Overactive bladder occurs when the muscles that control your flow squeeze too often. This means you’re often struck with a sudden, overwhelming urge to go, even if your bladder’s not yet full.

Medications can help your muscles relax and provide relief. Your doctor may recommend behavioral therapies, such as timed urination or changing the amount of fluids you drink. Losing weight if you’re overweight and quitting smoking may also relieve symptoms. Patients also may benefit from electrical stimulation to the nerves leading to the bladder.

Urinary incontinence has become more common in recent years. And it’s not just a problem after menopause. Younger women often leak urine when they cough, laugh or exercise.

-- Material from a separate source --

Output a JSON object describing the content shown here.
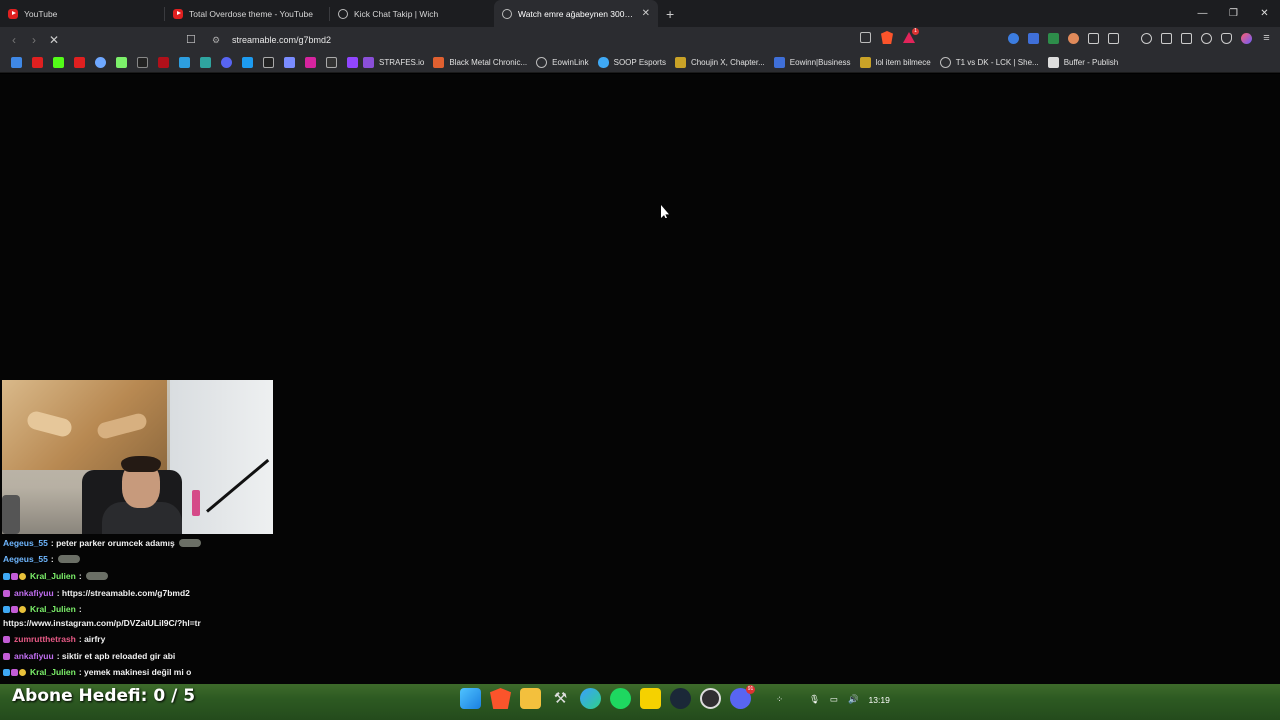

Kegel exercises are the simplest treatment. To do them, squeeze the muscles you’d use to stop the flow of urine. Hold for 10 counts. Relax for three counts. Do sets of 10, three times a day. After six to eight weeks, stronger pelvic muscles may help prevent urine leakage. Lifestyle changes such as losing weight, avoiding alcohol, and not lifting heavy objects may also help. Surgery is an option in some cases.

Minimally invasive surgical options

A mid-urethra sling operation is a 15-minute, minimally invasive outpatient surgery for stress incontinence. Most patients do not need anything for pain. The success rate for curing the leakage is 80 to 90 percent.

Henry Ford Macomb Hospital leads the region in robotic surgery to give women relief from prolapsed, or fallen, pelvic organs. Prolapse happens when the support of the uterus and/or the vagina weakens, causing fallen organs into the vagina. It can occur in patients with or without a previous hysterectomy, says Henry Ford Macomb urogynecologist Andrew Agosta, MD.

The advantage of the minimally invasive, robotic procedure is better visualization and the additional precision the technology offers over traditional laparoscopic surgery, notes Dr. Agosta.

“We can approach more difficult cases using minimally invasive technology because the ‘wrists’ on the ends of the robotic arms offers us so much more dexterity. Laparoscopy is like working with chopsticks where the movements using robotic instruments are similar to the human hand.”

Dr. Agosta uses robotic technology to perform hysterectomies and prolapse surgeries. One procedure is called sacrocolpopexy. Using this technique, he makes three tiny incisions in the lower abdomen and in the belly button and is able to restore the shape and support of the vaginal canal.

“We have had fantastic success with this procedure,” Dr. Agosta adds. “Patients are back to normal activity within one to two weeks.”

Learn more

Pelvic floor disorders

If you are a women suffering from a pelvic floor disorder such as pelvic pain or incontinence, you may not be comfortable talking about it or seeking treatment. Meet one on one with a physical therapist to get answers to difficult questions and learn more about new minimally invasive treatment options. Appointments are required. Call (586) 285-3884.

March 12, 9 a.m. to 10 a.m.
March 14, 6 p.m. to 7:30 p.m.
Henry Ford Macomb Health Center – Fraser